New Research: Seeking Opportunity at the Top of the Cycle
This global survey of 200 senior institutional asset allocators assesses their views on equity markets over the next 12 months and offers insights into the strategy adjustments they might make as a result.
While the end of 2018 may well have signaled the end of the long-running bull market, this research program reveals how institutional investors will adapt their strategies amid attenuated market returns and higher volatility.
Investors are likely to embrace active equity strategies that span both a broader universe of potential investments and more diverse sources of data to inform investment decisions. At the same time, investors are unlikely to move reflexively into active equities. Instead, they are likely to use active equities when — and only when — they are governed by well-informed investment hypotheses.
Survey Data and Conversations with Investors Reveal Four Key Themes
1. Lower market returns as signs accumulate that equity markets are approaching a transition
Nearly one-half of respondents say it’s likely that market returns will be substantially lower in the year ahead. “We expect a positive market return over the next 12 months, but we also see increased volatility,” says the portfolio manager at an €11 billion Nordic pension.
2. Increasing volatility and uncertainty
The positive expectations for equity markets are tempered by caution as investors note an increase in volatility, and nearly all expect the market to reach an inflection point in the next year. “We’re seeing the repricing of risk, and the theme for the next 12 months will be volatility and dispersion by asset class and by region,” says the head of equities at a Dutch pension with more than $400 billion under management.
3. Expanding the universe of equity opportunities
In preparation for a market shift, investors are broadening their universe of potential equity strategies, including an increased appetite for emerging markets. Instead of regional and sector approaches, for example, some are starting with strategies themselves. “We are taking a holdings-based approach, and considering the best geography or sector for each strategy. We don’t necessarily manage by sector or to targets, unless they’re within the strategies themselves,” says the CIO of a $153 billion US state teachers’ pension.
4. Openness to compelling alpha opportunities

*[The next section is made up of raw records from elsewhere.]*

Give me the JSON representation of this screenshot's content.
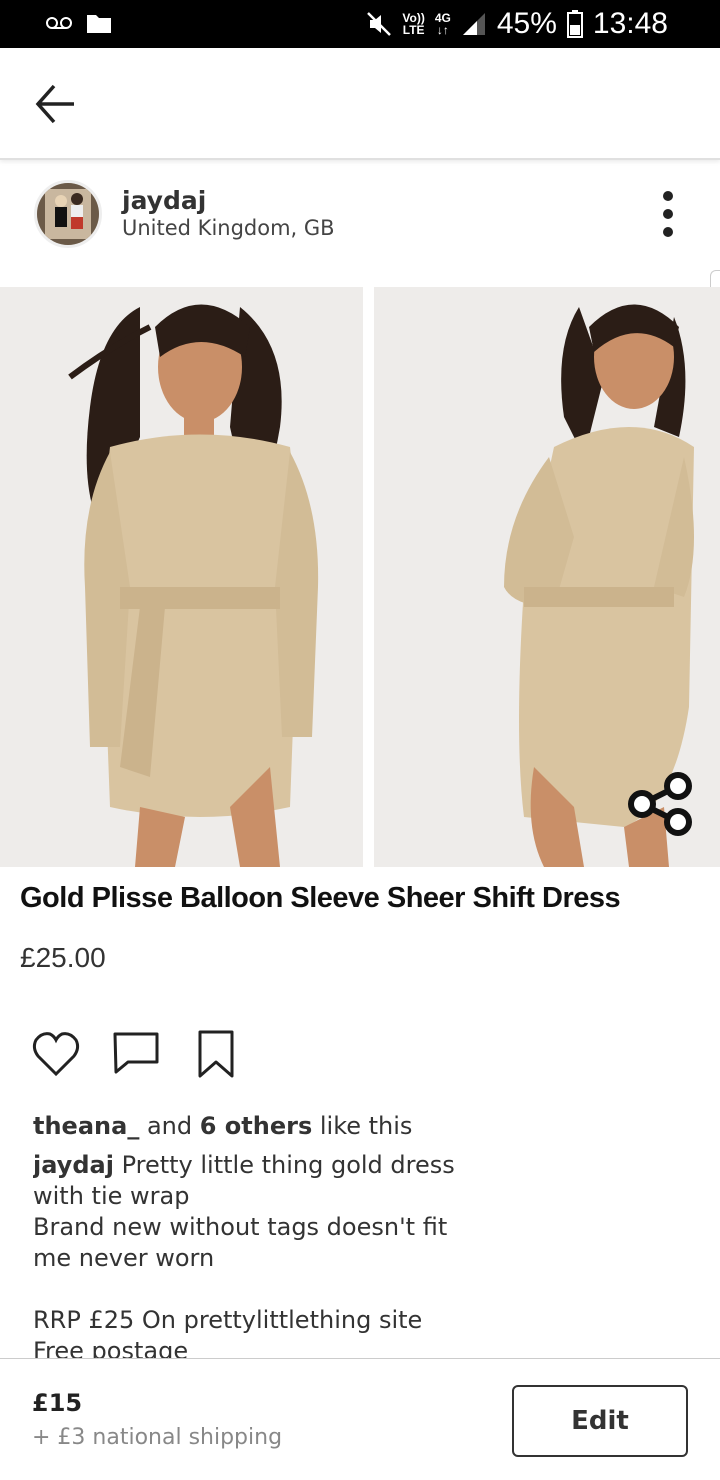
{
  "status_bar": {
    "battery": "45%",
    "time": "13:48",
    "volte_top": "Vo))",
    "volte_bottom": "LTE",
    "network": "4G",
    "icons": [
      "voicemail-icon",
      "file-icon",
      "mute-icon",
      "signal-icon",
      "battery-icon"
    ]
  },
  "header": {
    "back_icon": "arrow-left-icon"
  },
  "seller": {
    "username": "jaydaj",
    "location": "United Kingdom, GB"
  },
  "product": {
    "title": "Gold Plisse Balloon Sleeve Sheer Shift Dress",
    "price": "£25.00"
  },
  "actions": {
    "icons": [
      "heart-icon",
      "comment-icon",
      "bookmark-icon"
    ]
  },
  "likes": {
    "user": "theana_",
    "and": " and ",
    "others": "6 others",
    "suffix": " like this"
  },
  "description": {
    "author": "jaydaj",
    "line1": " Pretty little thing gold dress\nwith tie wrap",
    "line2": "Brand new without tags doesn't fit\nme never worn",
    "line3": "RRP £25 On prettylittlething site",
    "line4": "Free postage"
  },
  "listing": {
    "price": "£15",
    "shipping": "+ £3 national shipping",
    "edit_label": "Edit"
  },
  "colors": {
    "status_bar": "#000000",
    "dress_gold": "#d9c4a0",
    "background": "#ffffff"
  }
}
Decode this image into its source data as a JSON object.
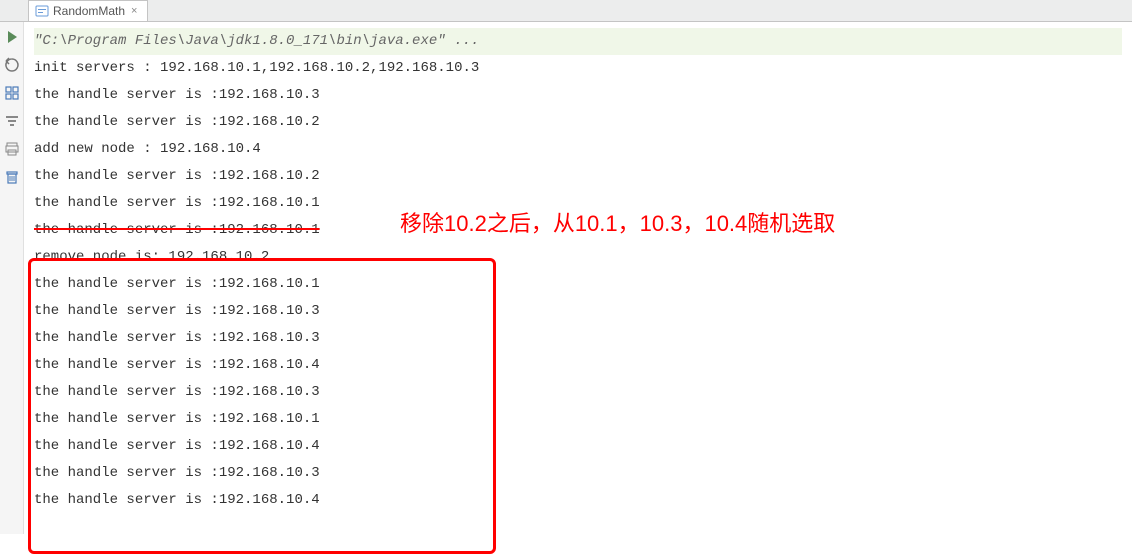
{
  "tab": {
    "label": "RandomMath",
    "close": "×"
  },
  "console": {
    "cmd": "\"C:\\Program Files\\Java\\jdk1.8.0_171\\bin\\java.exe\" ...",
    "lines": [
      {
        "text": "init servers : 192.168.10.1,192.168.10.2,192.168.10.3",
        "strike": false
      },
      {
        "text": "the handle server is :192.168.10.3",
        "strike": false
      },
      {
        "text": "the handle server is :192.168.10.2",
        "strike": false
      },
      {
        "text": "add new node : 192.168.10.4",
        "strike": false
      },
      {
        "text": "the handle server is :192.168.10.2",
        "strike": false
      },
      {
        "text": "the handle server is :192.168.10.1",
        "strike": false
      },
      {
        "text": "the handle server is :192.168.10.1",
        "strike": true
      },
      {
        "text": "remove node is: 192.168.10.2",
        "strike": false
      },
      {
        "text": "the handle server is :192.168.10.1",
        "strike": false
      },
      {
        "text": "the handle server is :192.168.10.3",
        "strike": false
      },
      {
        "text": "the handle server is :192.168.10.3",
        "strike": false
      },
      {
        "text": "the handle server is :192.168.10.4",
        "strike": false
      },
      {
        "text": "the handle server is :192.168.10.3",
        "strike": false
      },
      {
        "text": "the handle server is :192.168.10.1",
        "strike": false
      },
      {
        "text": "the handle server is :192.168.10.4",
        "strike": false
      },
      {
        "text": "the handle server is :192.168.10.3",
        "strike": false
      },
      {
        "text": "the handle server is :192.168.10.4",
        "strike": false
      }
    ]
  },
  "annotation": "移除10.2之后，从10.1，10.3，10.4随机选取"
}
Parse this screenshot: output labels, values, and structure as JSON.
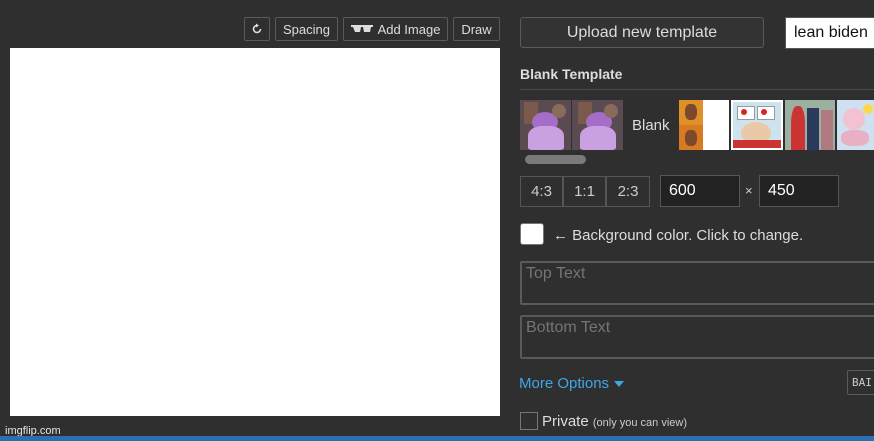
{
  "toolbar": {
    "spacing_label": "Spacing",
    "add_image_label": "Add Image",
    "draw_label": "Draw"
  },
  "canvas": {
    "watermark": "imgflip.com"
  },
  "sidebar": {
    "upload_label": "Upload new template",
    "search_value": "lean biden",
    "template_title": "Blank Template",
    "blank_label": "Blank",
    "ratios": [
      "4:3",
      "1:1",
      "2:3"
    ],
    "width_value": "600",
    "height_value": "450",
    "times_symbol": "×",
    "bg_label": "← Background color. Click to change.",
    "top_text_placeholder": "Top Text",
    "bottom_text_placeholder": "Bottom Text",
    "more_options_label": "More Options",
    "font_button_label": "BAI",
    "private_label": "Private",
    "private_sub": "(only you can view)"
  },
  "colors": {
    "background": "#2f2f2f",
    "canvas": "#ffffff",
    "link": "#3ea6e6"
  },
  "icons": [
    "rotate-icon",
    "sunglasses-icon",
    "caret-down-icon"
  ]
}
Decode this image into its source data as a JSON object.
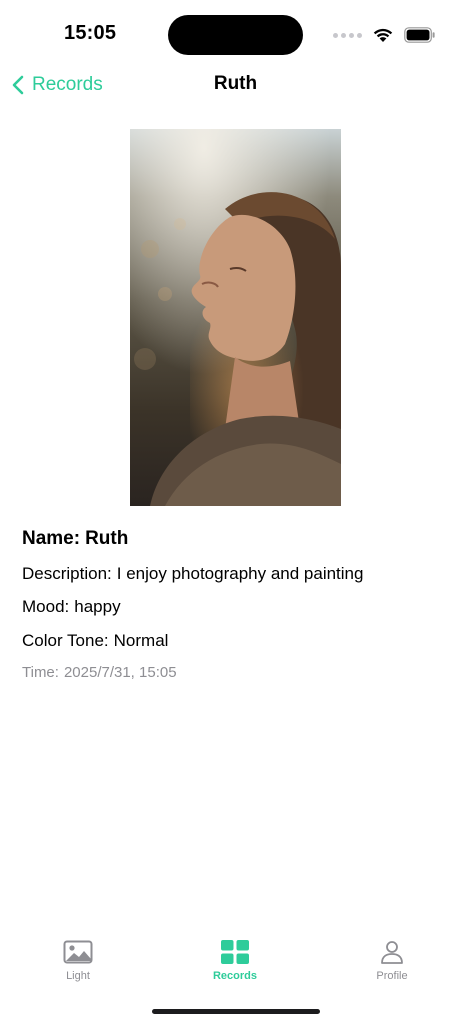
{
  "status": {
    "time": "15:05"
  },
  "nav": {
    "back_label": "Records",
    "title": "Ruth"
  },
  "record": {
    "name_label": "Name:",
    "name": "Ruth",
    "description_label": "Description:",
    "description": "I enjoy photography and painting",
    "mood_label": "Mood:",
    "mood": "happy",
    "tone_label": "Color Tone:",
    "tone": "Normal",
    "time_label": "Time:",
    "time": "2025/7/31, 15:05"
  },
  "tabbar": {
    "tabs": [
      {
        "label": "Light",
        "icon": "photo-icon",
        "active": false
      },
      {
        "label": "Records",
        "icon": "grid-icon",
        "active": true
      },
      {
        "label": "Profile",
        "icon": "person-icon",
        "active": false
      }
    ]
  },
  "colors": {
    "accent": "#2ecc9a",
    "inactive": "#8e8e93"
  }
}
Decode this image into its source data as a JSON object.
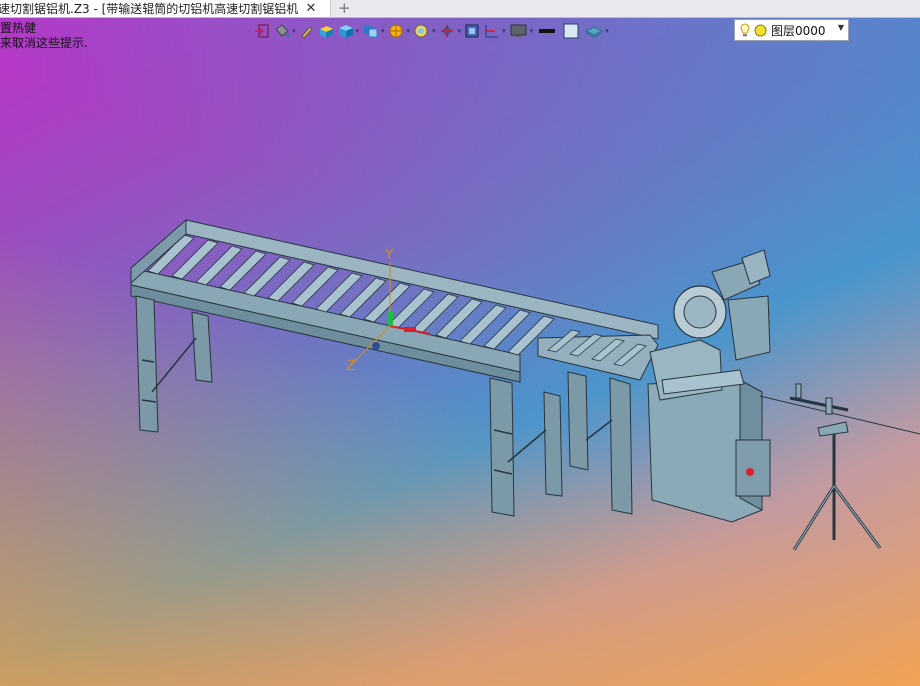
{
  "window": {
    "tab_title": "速切割锯铝机.Z3 - [带输送辊筒的切铝机高速切割锯铝机]",
    "close_glyph": "✕",
    "add_glyph": "+"
  },
  "hints": {
    "line1": "置热健",
    "line2": "来取消这些提示."
  },
  "toolbar": {
    "icons": [
      "exit-icon",
      "bucket-icon",
      "pen-icon",
      "box-color-icon",
      "cube-icon",
      "cube-swap-icon",
      "render-icon",
      "view-icon",
      "axis-icon",
      "frame-icon",
      "layout-icon",
      "monitor-icon",
      "line-black-icon",
      "square-icon",
      "layers-stack-icon"
    ]
  },
  "layer": {
    "name": "图层0000"
  },
  "axis_labels": {
    "y": "Y",
    "z": "Z"
  },
  "colors": {
    "machine_fill": "#8aaab8",
    "machine_edge": "#26353e",
    "accent_red": "#d9202a",
    "accent_green": "#22b84a"
  }
}
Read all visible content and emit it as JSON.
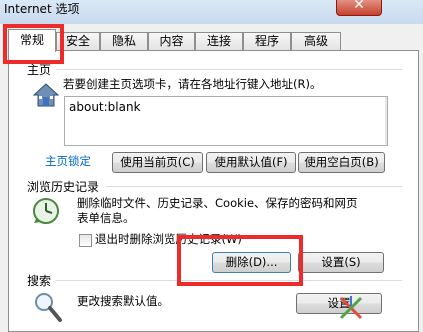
{
  "window": {
    "title": "Internet 选项",
    "close_glyph": "✕"
  },
  "tabs": [
    {
      "label": "常规",
      "active": true
    },
    {
      "label": "安全"
    },
    {
      "label": "隐私"
    },
    {
      "label": "内容"
    },
    {
      "label": "连接"
    },
    {
      "label": "程序"
    },
    {
      "label": "高级"
    }
  ],
  "home": {
    "group_label": "主页",
    "instruction": "若要创建主页选项卡，请在各地址行键入地址(R)。",
    "url_value": "about:blank",
    "lock_link": "主页锁定",
    "use_current": "使用当前页(C)",
    "use_default": "使用默认值(F)",
    "use_blank": "使用空白页(B)"
  },
  "history": {
    "group_label": "浏览历史记录",
    "desc_line1": "删除临时文件、历史记录、Cookie、保存的密码和网页",
    "desc_line2": "表单信息。",
    "checkbox_label": "退出时删除浏览历史记录(W)",
    "delete_button": "删除(D)...",
    "settings_button": "设置(S)"
  },
  "search": {
    "group_label": "搜索",
    "desc": "更改搜索默认值。",
    "settings_button": "设置"
  },
  "colors": {
    "highlight": "#ee2b2b",
    "link": "#0066cc"
  }
}
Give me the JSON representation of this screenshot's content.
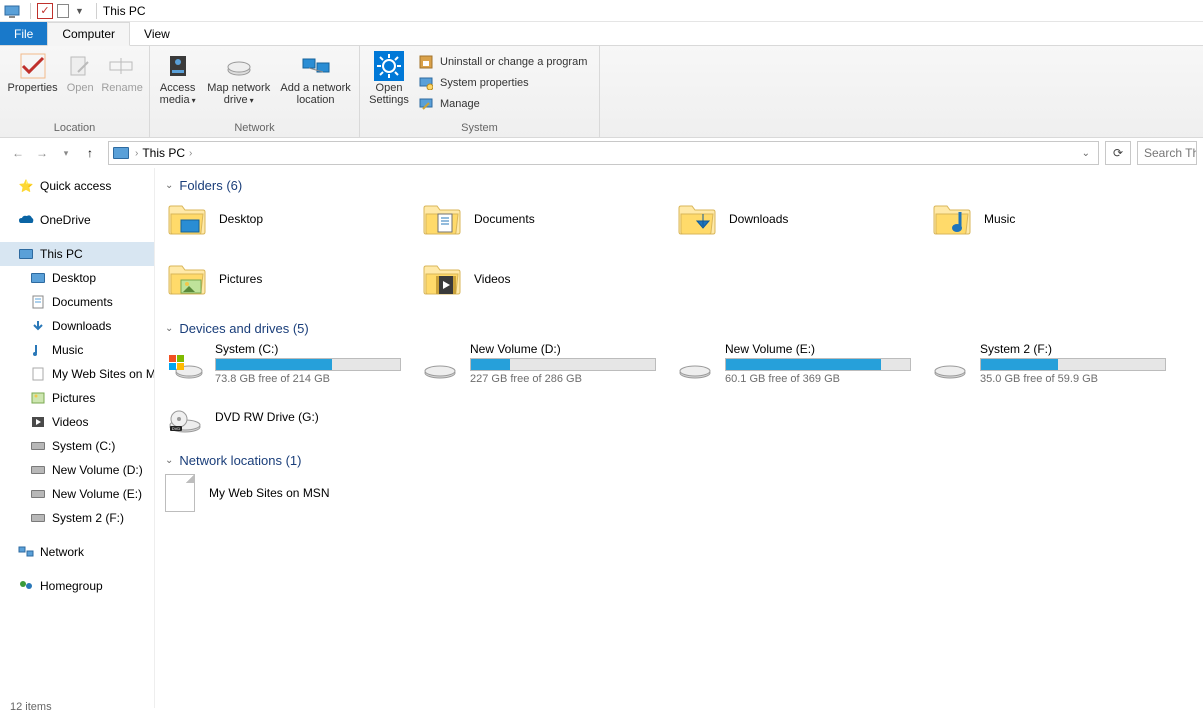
{
  "title": "This PC",
  "tabs": {
    "file": "File",
    "computer": "Computer",
    "view": "View"
  },
  "ribbon": {
    "location": {
      "label": "Location",
      "properties": "Properties",
      "open": "Open",
      "rename": "Rename"
    },
    "network": {
      "label": "Network",
      "access_media": "Access media",
      "map_drive": "Map network drive",
      "add_location": "Add a network location"
    },
    "system": {
      "label": "System",
      "open_settings": "Open Settings",
      "uninstall": "Uninstall or change a program",
      "sys_props": "System properties",
      "manage": "Manage"
    }
  },
  "address": {
    "crumb": "This PC"
  },
  "search_placeholder": "Search Th",
  "sidebar": {
    "quick_access": "Quick access",
    "onedrive": "OneDrive",
    "this_pc": "This PC",
    "children": [
      {
        "label": "Desktop",
        "icon": "desktop"
      },
      {
        "label": "Documents",
        "icon": "doc"
      },
      {
        "label": "Downloads",
        "icon": "down"
      },
      {
        "label": "Music",
        "icon": "music"
      },
      {
        "label": "My Web Sites on M",
        "icon": "file"
      },
      {
        "label": "Pictures",
        "icon": "pic"
      },
      {
        "label": "Videos",
        "icon": "vid"
      },
      {
        "label": "System (C:)",
        "icon": "hd"
      },
      {
        "label": "New Volume (D:)",
        "icon": "hd"
      },
      {
        "label": "New Volume (E:)",
        "icon": "hd"
      },
      {
        "label": "System 2 (F:)",
        "icon": "hd"
      }
    ],
    "network": "Network",
    "homegroup": "Homegroup"
  },
  "sections": {
    "folders_head": "Folders (6)",
    "drives_head": "Devices and drives (5)",
    "netloc_head": "Network locations (1)"
  },
  "folders": [
    {
      "label": "Desktop",
      "icon": "desktop"
    },
    {
      "label": "Documents",
      "icon": "doc"
    },
    {
      "label": "Downloads",
      "icon": "down"
    },
    {
      "label": "Music",
      "icon": "music"
    },
    {
      "label": "Pictures",
      "icon": "pic"
    },
    {
      "label": "Videos",
      "icon": "vid"
    }
  ],
  "drives": [
    {
      "label": "System (C:)",
      "free": "73.8 GB free of 214 GB",
      "pct": 63,
      "icon": "win"
    },
    {
      "label": "New Volume (D:)",
      "free": "227 GB free of 286 GB",
      "pct": 21,
      "icon": "hd"
    },
    {
      "label": "New Volume (E:)",
      "free": "60.1 GB free of 369 GB",
      "pct": 84,
      "icon": "hd"
    },
    {
      "label": "System 2 (F:)",
      "free": "35.0 GB free of 59.9 GB",
      "pct": 42,
      "icon": "hd"
    }
  ],
  "dvd": {
    "label": "DVD RW Drive (G:)"
  },
  "netloc": {
    "label": "My Web Sites on MSN"
  },
  "status": "12 items"
}
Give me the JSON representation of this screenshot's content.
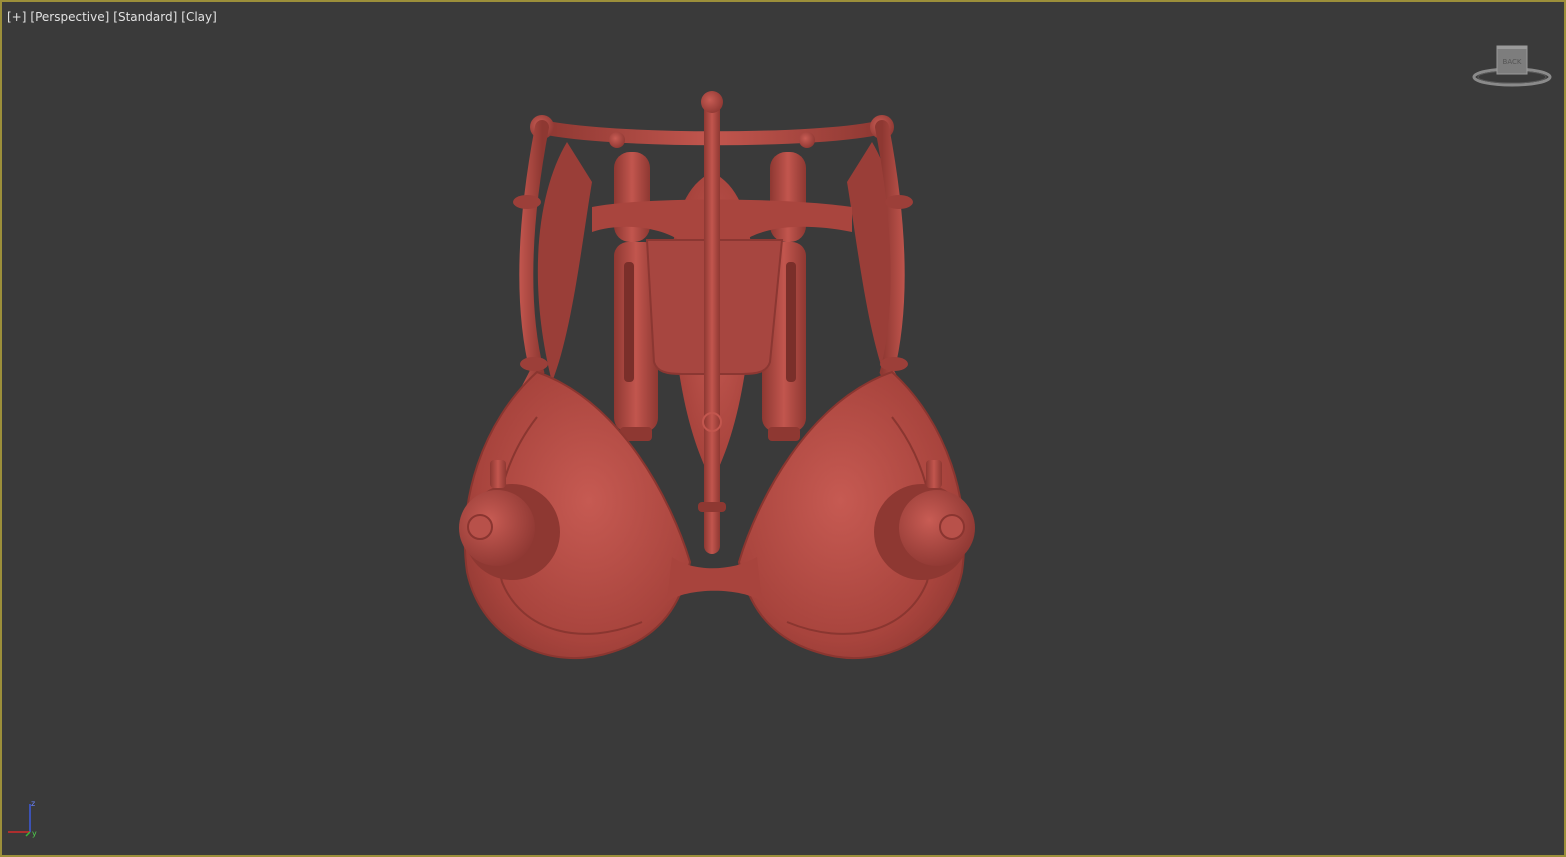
{
  "viewport": {
    "labels": [
      "[+]",
      "[Perspective]",
      "[Standard]",
      "[Clay]"
    ],
    "border_color": "#9c8f3a",
    "background_color": "#3a3a3a"
  },
  "viewcube": {
    "face_label": "BACK"
  },
  "axis_tripod": {
    "z_label": "z",
    "y_label": "y"
  },
  "model": {
    "icon": "clay-harness-model",
    "color": "#b24b44"
  }
}
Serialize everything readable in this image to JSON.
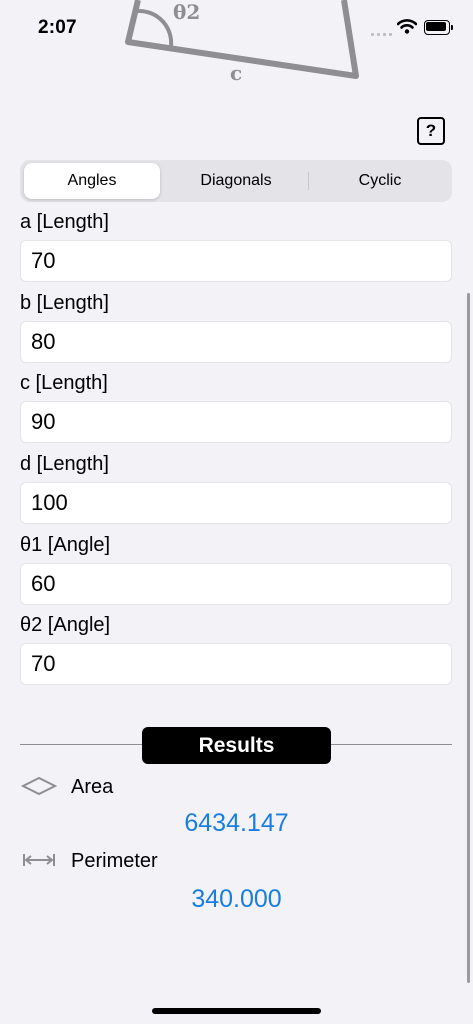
{
  "status_bar": {
    "time": "2:07"
  },
  "diagram": {
    "angle_label": "θ2",
    "side_label": "c"
  },
  "help": {
    "label": "?"
  },
  "tabs": [
    {
      "label": "Angles",
      "selected": true
    },
    {
      "label": "Diagonals",
      "selected": false
    },
    {
      "label": "Cyclic",
      "selected": false
    }
  ],
  "fields": [
    {
      "label": "a [Length]",
      "value": "70"
    },
    {
      "label": "b [Length]",
      "value": "80"
    },
    {
      "label": "c [Length]",
      "value": "90"
    },
    {
      "label": "d [Length]",
      "value": "100"
    },
    {
      "label": "θ1 [Angle]",
      "value": "60"
    },
    {
      "label": "θ2 [Angle]",
      "value": "70"
    }
  ],
  "results": {
    "title": "Results",
    "area": {
      "label": "Area",
      "value": "6434.147",
      "icon": "rhombus-icon"
    },
    "perimeter": {
      "label": "Perimeter",
      "value": "340.000",
      "icon": "width-arrows-icon"
    }
  },
  "colors": {
    "accent": "#1a7ee0",
    "background": "#f2f2f7",
    "pill": "#000000"
  }
}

Asset owners remain committed to active equity strategies. They are especially supportive of active quantitative strategies that draw on sophisticated analytics, highly diverse sources of valuation signals, and factor-based smart beta strategies. “We have an active quant equity portfolio, which we use to reduce volatility and generate returns,” says a head of equities in Europe with $200 billion under management.